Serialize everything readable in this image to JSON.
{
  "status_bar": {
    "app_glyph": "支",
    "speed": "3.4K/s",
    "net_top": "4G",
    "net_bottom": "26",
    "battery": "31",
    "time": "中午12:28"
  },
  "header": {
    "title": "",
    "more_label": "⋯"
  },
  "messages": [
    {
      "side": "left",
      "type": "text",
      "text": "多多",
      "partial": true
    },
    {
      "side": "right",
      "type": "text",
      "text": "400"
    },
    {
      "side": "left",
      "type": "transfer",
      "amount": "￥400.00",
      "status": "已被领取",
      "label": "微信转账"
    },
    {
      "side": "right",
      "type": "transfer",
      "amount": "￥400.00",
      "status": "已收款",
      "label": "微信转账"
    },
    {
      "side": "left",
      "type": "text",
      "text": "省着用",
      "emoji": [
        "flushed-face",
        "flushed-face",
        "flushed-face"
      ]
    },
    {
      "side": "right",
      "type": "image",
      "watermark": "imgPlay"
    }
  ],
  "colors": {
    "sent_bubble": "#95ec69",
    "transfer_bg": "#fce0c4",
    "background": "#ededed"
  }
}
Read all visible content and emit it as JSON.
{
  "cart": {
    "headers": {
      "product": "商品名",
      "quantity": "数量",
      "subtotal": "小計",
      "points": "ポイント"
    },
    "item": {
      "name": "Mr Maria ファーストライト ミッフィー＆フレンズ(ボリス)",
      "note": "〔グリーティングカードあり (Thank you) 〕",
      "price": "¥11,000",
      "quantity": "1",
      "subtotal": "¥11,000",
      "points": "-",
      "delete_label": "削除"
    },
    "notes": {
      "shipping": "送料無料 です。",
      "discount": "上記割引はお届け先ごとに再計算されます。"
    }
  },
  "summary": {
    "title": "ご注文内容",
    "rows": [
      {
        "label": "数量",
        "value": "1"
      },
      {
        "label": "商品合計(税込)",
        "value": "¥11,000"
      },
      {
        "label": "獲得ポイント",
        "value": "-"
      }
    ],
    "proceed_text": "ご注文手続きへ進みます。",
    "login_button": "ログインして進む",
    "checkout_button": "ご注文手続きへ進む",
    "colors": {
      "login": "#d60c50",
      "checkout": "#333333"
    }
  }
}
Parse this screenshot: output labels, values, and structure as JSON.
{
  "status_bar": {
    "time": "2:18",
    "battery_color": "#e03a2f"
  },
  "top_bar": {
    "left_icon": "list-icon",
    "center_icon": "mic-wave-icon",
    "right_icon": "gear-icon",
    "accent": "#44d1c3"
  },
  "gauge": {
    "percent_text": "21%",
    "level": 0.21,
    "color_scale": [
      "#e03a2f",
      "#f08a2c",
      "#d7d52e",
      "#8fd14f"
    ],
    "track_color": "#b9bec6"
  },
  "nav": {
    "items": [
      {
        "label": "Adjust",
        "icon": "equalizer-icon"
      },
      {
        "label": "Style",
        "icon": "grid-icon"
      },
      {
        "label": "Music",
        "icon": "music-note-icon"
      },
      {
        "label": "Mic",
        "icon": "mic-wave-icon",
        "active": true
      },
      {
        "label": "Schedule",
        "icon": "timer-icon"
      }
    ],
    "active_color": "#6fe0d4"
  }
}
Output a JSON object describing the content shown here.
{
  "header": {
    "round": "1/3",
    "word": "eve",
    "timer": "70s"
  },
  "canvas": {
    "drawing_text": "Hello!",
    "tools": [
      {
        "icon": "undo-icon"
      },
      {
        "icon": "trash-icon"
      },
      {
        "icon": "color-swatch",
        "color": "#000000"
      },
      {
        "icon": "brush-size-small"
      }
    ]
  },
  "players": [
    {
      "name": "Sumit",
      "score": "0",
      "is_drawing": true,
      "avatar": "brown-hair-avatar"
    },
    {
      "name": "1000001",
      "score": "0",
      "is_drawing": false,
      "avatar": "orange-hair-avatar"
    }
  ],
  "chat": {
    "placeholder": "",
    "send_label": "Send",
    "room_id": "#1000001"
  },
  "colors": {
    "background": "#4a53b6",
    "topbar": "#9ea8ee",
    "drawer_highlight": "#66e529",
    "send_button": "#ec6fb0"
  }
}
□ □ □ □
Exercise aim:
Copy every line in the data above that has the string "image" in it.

Output of the task:
Serialize everything readable in this image to JSON.
      "type": "image",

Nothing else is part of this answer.